_Your objective_.
Every entry has to be output exactly, with none skipped.

[[ Data to examine, beginning ]]

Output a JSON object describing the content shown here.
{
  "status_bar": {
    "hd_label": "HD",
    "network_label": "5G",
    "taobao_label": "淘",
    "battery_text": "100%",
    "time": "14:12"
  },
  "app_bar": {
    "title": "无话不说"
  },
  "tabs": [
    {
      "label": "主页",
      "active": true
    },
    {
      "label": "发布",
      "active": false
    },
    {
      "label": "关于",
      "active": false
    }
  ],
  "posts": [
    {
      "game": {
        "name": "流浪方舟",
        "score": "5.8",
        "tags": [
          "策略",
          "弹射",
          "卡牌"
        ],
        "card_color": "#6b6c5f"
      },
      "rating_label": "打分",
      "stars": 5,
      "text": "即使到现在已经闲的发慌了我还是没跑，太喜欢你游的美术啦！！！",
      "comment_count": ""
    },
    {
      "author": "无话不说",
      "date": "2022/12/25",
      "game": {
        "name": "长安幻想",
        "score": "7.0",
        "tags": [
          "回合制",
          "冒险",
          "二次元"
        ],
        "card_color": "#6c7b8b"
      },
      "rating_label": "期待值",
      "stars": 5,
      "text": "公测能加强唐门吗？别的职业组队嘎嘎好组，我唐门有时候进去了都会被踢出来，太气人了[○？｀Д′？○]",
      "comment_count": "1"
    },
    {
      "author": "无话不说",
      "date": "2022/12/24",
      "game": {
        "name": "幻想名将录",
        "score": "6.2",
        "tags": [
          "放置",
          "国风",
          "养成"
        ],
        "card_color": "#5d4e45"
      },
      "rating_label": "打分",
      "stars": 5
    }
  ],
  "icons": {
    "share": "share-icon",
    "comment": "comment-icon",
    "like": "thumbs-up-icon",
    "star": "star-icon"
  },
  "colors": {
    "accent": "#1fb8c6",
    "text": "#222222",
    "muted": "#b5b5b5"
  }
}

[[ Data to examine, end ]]

_Task response_.
Output a JSON object describing the content shown here.
{
  "status_bar": {
    "hd_label": "HD",
    "network_label": "5G",
    "taobao_label": "淘",
    "battery_text": "100%",
    "time": "14:12"
  },
  "app_bar": {
    "title": "无话不说"
  },
  "tabs": [
    {
      "label": "主页",
      "active": true
    },
    {
      "label": "发布",
      "active": false
    },
    {
      "label": "关于",
      "active": false
    }
  ],
  "posts": [
    {
      "game": {
        "name": "流浪方舟",
        "score": "5.8",
        "tags": [
          "策略",
          "弹射",
          "卡牌"
        ],
        "card_color": "#6b6c5f"
      },
      "rating_label": "打分",
      "stars": 5,
      "text": "即使到现在已经闲的发慌了我还是没跑，太喜欢你游的美术啦！！！",
      "comment_count": ""
    },
    {
      "author": "无话不说",
      "date": "2022/12/25",
      "game": {
        "name": "长安幻想",
        "score": "7.0",
        "tags": [
          "回合制",
          "冒险",
          "二次元"
        ],
        "card_color": "#6c7b8b"
      },
      "rating_label": "期待值",
      "stars": 5,
      "text": "公测能加强唐门吗？别的职业组队嘎嘎好组，我唐门有时候进去了都会被踢出来，太气人了[○？｀Д′？○]",
      "comment_count": "1"
    },
    {
      "author": "无话不说",
      "date": "2022/12/24",
      "game": {
        "name": "幻想名将录",
        "score": "6.2",
        "tags": [
          "放置",
          "国风",
          "养成"
        ],
        "card_color": "#5d4e45"
      },
      "rating_label": "打分",
      "stars": 5
    }
  ],
  "icons": {
    "share": "share-icon",
    "comment": "comment-icon",
    "like": "thumbs-up-icon",
    "star": "star-icon"
  },
  "colors": {
    "accent": "#1fb8c6",
    "text": "#222222",
    "muted": "#b5b5b5"
  }
}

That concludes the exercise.